# Action item
Return the data in full, exactly as it was written.

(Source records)
[Start of Attachment]
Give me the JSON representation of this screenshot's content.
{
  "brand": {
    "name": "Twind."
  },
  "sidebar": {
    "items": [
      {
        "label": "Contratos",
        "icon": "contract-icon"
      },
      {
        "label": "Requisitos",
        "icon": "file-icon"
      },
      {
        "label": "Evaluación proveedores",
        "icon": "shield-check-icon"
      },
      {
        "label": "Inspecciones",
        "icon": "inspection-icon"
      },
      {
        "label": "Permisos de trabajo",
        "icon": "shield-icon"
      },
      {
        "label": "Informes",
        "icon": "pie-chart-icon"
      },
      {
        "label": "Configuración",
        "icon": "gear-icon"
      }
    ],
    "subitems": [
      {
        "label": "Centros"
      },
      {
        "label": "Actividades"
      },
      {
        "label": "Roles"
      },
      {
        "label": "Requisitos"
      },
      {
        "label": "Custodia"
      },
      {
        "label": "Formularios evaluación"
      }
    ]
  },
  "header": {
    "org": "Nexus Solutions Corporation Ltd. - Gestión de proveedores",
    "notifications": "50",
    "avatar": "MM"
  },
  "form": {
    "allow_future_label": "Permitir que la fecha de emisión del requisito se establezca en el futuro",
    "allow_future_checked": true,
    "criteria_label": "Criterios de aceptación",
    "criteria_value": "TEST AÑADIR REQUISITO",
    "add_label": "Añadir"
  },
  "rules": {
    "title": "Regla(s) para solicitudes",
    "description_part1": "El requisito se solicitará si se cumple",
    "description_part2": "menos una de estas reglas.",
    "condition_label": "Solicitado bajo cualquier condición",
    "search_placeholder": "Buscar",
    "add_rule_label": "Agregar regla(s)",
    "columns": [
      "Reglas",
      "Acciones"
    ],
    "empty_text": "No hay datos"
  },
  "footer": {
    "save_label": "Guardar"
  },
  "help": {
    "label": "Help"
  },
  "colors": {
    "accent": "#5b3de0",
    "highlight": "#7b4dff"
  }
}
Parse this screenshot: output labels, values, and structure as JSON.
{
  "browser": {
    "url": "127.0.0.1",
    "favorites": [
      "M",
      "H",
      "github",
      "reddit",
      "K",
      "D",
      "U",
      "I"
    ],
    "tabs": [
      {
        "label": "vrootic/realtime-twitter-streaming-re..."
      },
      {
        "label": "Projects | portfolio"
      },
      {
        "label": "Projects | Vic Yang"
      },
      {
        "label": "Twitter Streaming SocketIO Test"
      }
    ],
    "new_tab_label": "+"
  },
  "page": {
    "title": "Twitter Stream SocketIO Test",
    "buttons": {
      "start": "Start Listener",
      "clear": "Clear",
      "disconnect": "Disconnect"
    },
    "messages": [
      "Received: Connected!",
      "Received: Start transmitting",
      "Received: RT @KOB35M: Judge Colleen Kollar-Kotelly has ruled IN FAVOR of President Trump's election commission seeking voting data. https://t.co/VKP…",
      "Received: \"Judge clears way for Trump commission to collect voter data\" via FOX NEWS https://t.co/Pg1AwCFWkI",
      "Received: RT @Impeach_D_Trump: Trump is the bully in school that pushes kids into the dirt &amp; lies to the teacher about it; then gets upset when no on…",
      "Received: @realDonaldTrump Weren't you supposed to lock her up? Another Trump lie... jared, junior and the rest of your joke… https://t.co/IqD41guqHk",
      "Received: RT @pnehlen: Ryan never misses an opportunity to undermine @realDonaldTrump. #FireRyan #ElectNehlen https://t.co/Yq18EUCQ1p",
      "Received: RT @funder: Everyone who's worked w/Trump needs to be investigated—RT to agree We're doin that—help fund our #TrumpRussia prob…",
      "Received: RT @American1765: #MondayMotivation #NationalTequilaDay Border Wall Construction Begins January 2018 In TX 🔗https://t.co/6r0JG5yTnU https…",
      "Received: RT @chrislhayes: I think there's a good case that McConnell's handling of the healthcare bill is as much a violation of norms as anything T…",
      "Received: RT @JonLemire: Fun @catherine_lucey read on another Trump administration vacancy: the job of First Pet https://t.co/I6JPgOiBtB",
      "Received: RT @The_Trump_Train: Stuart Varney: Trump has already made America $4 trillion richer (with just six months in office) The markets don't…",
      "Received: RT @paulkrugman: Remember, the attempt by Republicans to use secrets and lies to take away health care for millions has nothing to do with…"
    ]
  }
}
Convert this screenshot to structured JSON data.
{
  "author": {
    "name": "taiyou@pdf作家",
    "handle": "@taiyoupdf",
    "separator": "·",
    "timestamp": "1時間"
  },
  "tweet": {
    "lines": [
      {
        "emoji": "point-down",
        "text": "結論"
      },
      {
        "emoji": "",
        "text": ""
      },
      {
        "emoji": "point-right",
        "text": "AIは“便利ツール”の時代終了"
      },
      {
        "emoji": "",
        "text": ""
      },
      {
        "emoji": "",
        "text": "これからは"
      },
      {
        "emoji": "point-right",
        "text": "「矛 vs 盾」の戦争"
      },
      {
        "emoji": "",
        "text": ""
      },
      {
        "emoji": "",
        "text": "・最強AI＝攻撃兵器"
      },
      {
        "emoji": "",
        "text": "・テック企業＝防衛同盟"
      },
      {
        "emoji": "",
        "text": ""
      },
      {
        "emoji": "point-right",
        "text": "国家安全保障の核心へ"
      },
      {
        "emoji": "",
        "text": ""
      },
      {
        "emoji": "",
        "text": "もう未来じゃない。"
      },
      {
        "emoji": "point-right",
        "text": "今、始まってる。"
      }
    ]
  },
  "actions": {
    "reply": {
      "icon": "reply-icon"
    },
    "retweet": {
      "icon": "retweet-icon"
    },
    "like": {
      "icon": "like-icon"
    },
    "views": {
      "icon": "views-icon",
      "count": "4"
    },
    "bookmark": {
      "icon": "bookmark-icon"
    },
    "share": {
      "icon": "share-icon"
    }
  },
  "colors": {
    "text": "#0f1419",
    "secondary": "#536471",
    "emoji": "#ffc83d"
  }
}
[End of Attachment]
# Result for this task
Give me the JSON representation of this screenshot's content.
{
  "brand": {
    "name": "Twind."
  },
  "sidebar": {
    "items": [
      {
        "label": "Contratos",
        "icon": "contract-icon"
      },
      {
        "label": "Requisitos",
        "icon": "file-icon"
      },
      {
        "label": "Evaluación proveedores",
        "icon": "shield-check-icon"
      },
      {
        "label": "Inspecciones",
        "icon": "inspection-icon"
      },
      {
        "label": "Permisos de trabajo",
        "icon": "shield-icon"
      },
      {
        "label": "Informes",
        "icon": "pie-chart-icon"
      },
      {
        "label": "Configuración",
        "icon": "gear-icon"
      }
    ],
    "subitems": [
      {
        "label": "Centros"
      },
      {
        "label": "Actividades"
      },
      {
        "label": "Roles"
      },
      {
        "label": "Requisitos"
      },
      {
        "label": "Custodia"
      },
      {
        "label": "Formularios evaluación"
      }
    ]
  },
  "header": {
    "org": "Nexus Solutions Corporation Ltd. - Gestión de proveedores",
    "notifications": "50",
    "avatar": "MM"
  },
  "form": {
    "allow_future_label": "Permitir que la fecha de emisión del requisito se establezca en el futuro",
    "allow_future_checked": true,
    "criteria_label": "Criterios de aceptación",
    "criteria_value": "TEST AÑADIR REQUISITO",
    "add_label": "Añadir"
  },
  "rules": {
    "title": "Regla(s) para solicitudes",
    "description_part1": "El requisito se solicitará si se cumple",
    "description_part2": "menos una de estas reglas.",
    "condition_label": "Solicitado bajo cualquier condición",
    "search_placeholder": "Buscar",
    "add_rule_label": "Agregar regla(s)",
    "columns": [
      "Reglas",
      "Acciones"
    ],
    "empty_text": "No hay datos"
  },
  "footer": {
    "save_label": "Guardar"
  },
  "help": {
    "label": "Help"
  },
  "colors": {
    "accent": "#5b3de0",
    "highlight": "#7b4dff"
  }
}
Parse this screenshot: output labels, values, and structure as JSON.
{
  "browser": {
    "url": "127.0.0.1",
    "favorites": [
      "M",
      "H",
      "github",
      "reddit",
      "K",
      "D",
      "U",
      "I"
    ],
    "tabs": [
      {
        "label": "vrootic/realtime-twitter-streaming-re..."
      },
      {
        "label": "Projects | portfolio"
      },
      {
        "label": "Projects | Vic Yang"
      },
      {
        "label": "Twitter Streaming SocketIO Test"
      }
    ],
    "new_tab_label": "+"
  },
  "page": {
    "title": "Twitter Stream SocketIO Test",
    "buttons": {
      "start": "Start Listener",
      "clear": "Clear",
      "disconnect": "Disconnect"
    },
    "messages": [
      "Received: Connected!",
      "Received: Start transmitting",
      "Received: RT @KOB35M: Judge Colleen Kollar-Kotelly has ruled IN FAVOR of President Trump's election commission seeking voting data. https://t.co/VKP…",
      "Received: \"Judge clears way for Trump commission to collect voter data\" via FOX NEWS https://t.co/Pg1AwCFWkI",
      "Received: RT @Impeach_D_Trump: Trump is the bully in school that pushes kids into the dirt &amp; lies to the teacher about it; then gets upset when no on…",
      "Received: @realDonaldTrump Weren't you supposed to lock her up? Another Trump lie... jared, junior and the rest of your joke… https://t.co/IqD41guqHk",
      "Received: RT @pnehlen: Ryan never misses an opportunity to undermine @realDonaldTrump. #FireRyan #ElectNehlen https://t.co/Yq18EUCQ1p",
      "Received: RT @funder: Everyone who's worked w/Trump needs to be investigated—RT to agree We're doin that—help fund our #TrumpRussia prob…",
      "Received: RT @American1765: #MondayMotivation #NationalTequilaDay Border Wall Construction Begins January 2018 In TX 🔗https://t.co/6r0JG5yTnU https…",
      "Received: RT @chrislhayes: I think there's a good case that McConnell's handling of the healthcare bill is as much a violation of norms as anything T…",
      "Received: RT @JonLemire: Fun @catherine_lucey read on another Trump administration vacancy: the job of First Pet https://t.co/I6JPgOiBtB",
      "Received: RT @The_Trump_Train: Stuart Varney: Trump has already made America $4 trillion richer (with just six months in office) The markets don't…",
      "Received: RT @paulkrugman: Remember, the attempt by Republicans to use secrets and lies to take away health care for millions has nothing to do with…"
    ]
  }
}
Convert this screenshot to structured JSON data.
{
  "author": {
    "name": "taiyou@pdf作家",
    "handle": "@taiyoupdf",
    "separator": "·",
    "timestamp": "1時間"
  },
  "tweet": {
    "lines": [
      {
        "emoji": "point-down",
        "text": "結論"
      },
      {
        "emoji": "",
        "text": ""
      },
      {
        "emoji": "point-right",
        "text": "AIは“便利ツール”の時代終了"
      },
      {
        "emoji": "",
        "text": ""
      },
      {
        "emoji": "",
        "text": "これからは"
      },
      {
        "emoji": "point-right",
        "text": "「矛 vs 盾」の戦争"
      },
      {
        "emoji": "",
        "text": ""
      },
      {
        "emoji": "",
        "text": "・最強AI＝攻撃兵器"
      },
      {
        "emoji": "",
        "text": "・テック企業＝防衛同盟"
      },
      {
        "emoji": "",
        "text": ""
      },
      {
        "emoji": "point-right",
        "text": "国家安全保障の核心へ"
      },
      {
        "emoji": "",
        "text": ""
      },
      {
        "emoji": "",
        "text": "もう未来じゃない。"
      },
      {
        "emoji": "point-right",
        "text": "今、始まってる。"
      }
    ]
  },
  "actions": {
    "reply": {
      "icon": "reply-icon"
    },
    "retweet": {
      "icon": "retweet-icon"
    },
    "like": {
      "icon": "like-icon"
    },
    "views": {
      "icon": "views-icon",
      "count": "4"
    },
    "bookmark": {
      "icon": "bookmark-icon"
    },
    "share": {
      "icon": "share-icon"
    }
  },
  "colors": {
    "text": "#0f1419",
    "secondary": "#536471",
    "emoji": "#ffc83d"
  }
}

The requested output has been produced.